- _What the task requires_: What you return must be the lines of the data that hold the word "JSON".

- _Raw data_:
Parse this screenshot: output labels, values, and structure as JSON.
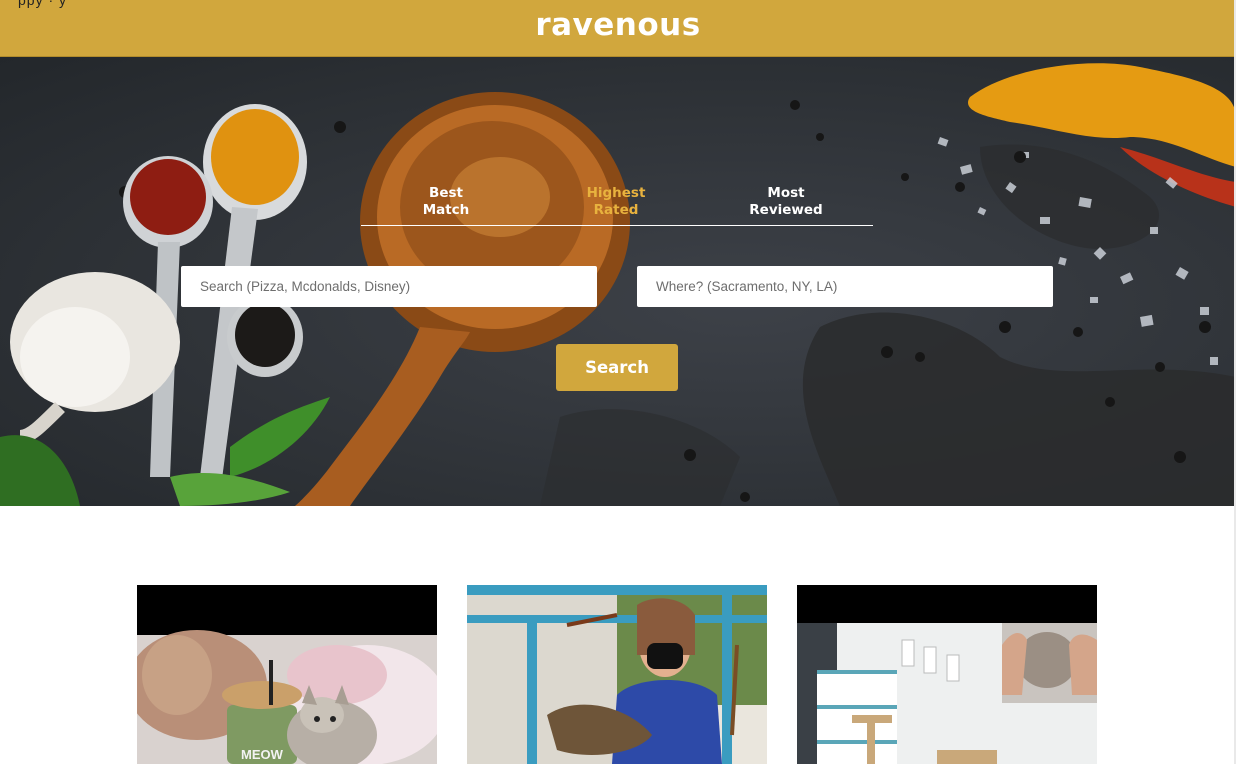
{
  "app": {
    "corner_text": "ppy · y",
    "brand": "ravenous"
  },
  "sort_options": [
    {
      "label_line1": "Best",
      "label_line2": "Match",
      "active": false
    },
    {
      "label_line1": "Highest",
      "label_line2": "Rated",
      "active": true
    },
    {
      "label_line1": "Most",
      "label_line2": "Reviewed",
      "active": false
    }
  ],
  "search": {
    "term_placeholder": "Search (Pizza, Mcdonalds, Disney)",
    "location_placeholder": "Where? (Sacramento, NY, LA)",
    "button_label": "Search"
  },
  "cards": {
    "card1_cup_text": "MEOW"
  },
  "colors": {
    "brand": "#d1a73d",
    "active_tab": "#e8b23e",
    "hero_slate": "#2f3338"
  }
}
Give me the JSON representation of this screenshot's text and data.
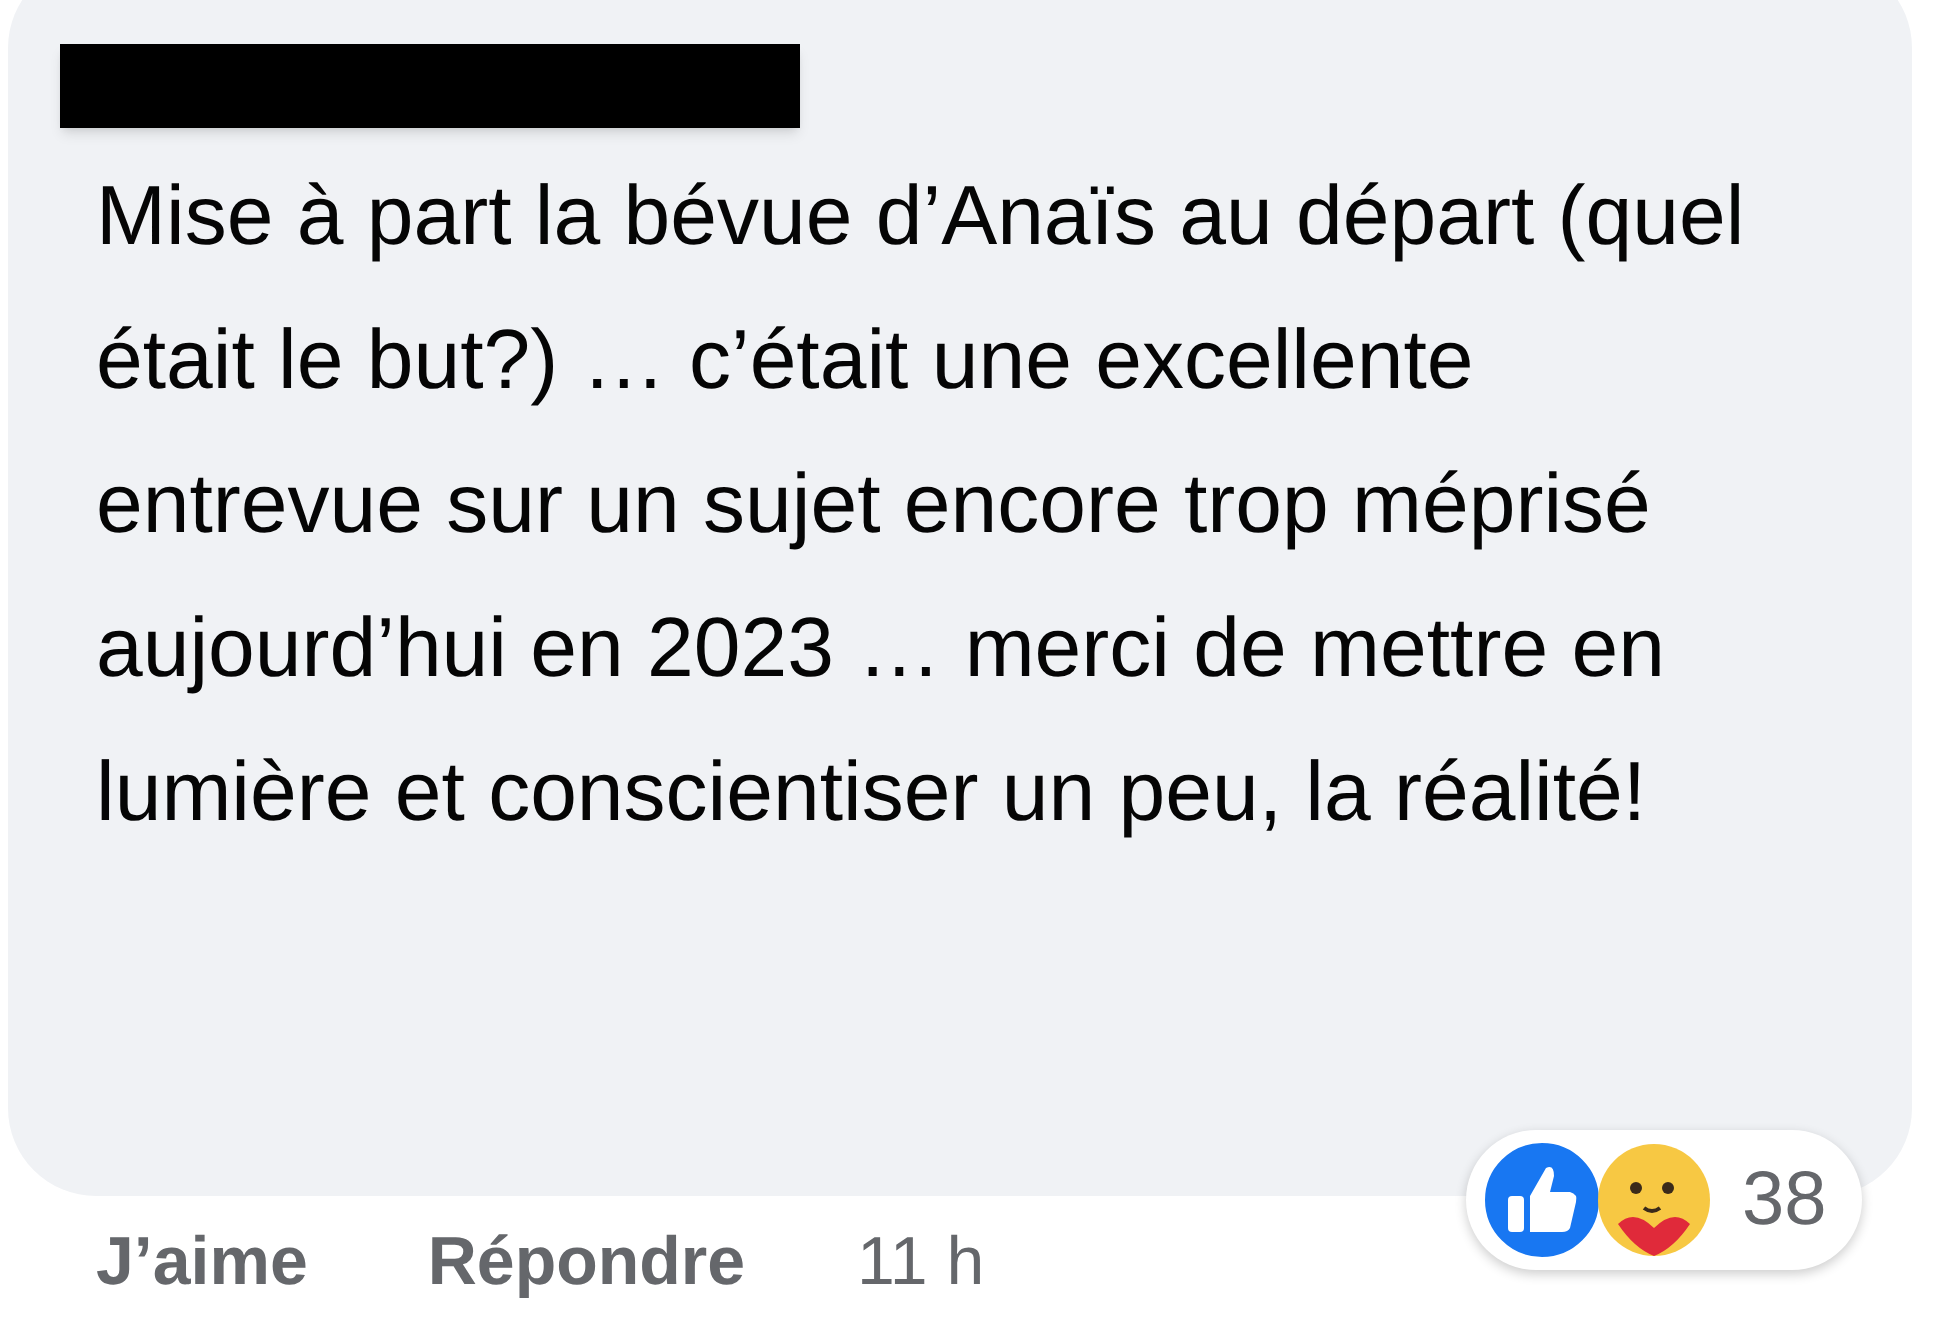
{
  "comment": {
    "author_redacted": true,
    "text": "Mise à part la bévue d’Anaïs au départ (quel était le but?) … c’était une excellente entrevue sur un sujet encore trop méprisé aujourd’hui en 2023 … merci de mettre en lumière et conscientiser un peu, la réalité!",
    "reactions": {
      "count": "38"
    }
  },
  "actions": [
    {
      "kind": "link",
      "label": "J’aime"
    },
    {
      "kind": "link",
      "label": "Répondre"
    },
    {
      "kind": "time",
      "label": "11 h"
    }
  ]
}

- _Task result_:
Parse this screenshot: output labels, values, and structure as JSON.
Give me the JSON representation of this screenshot's text and data.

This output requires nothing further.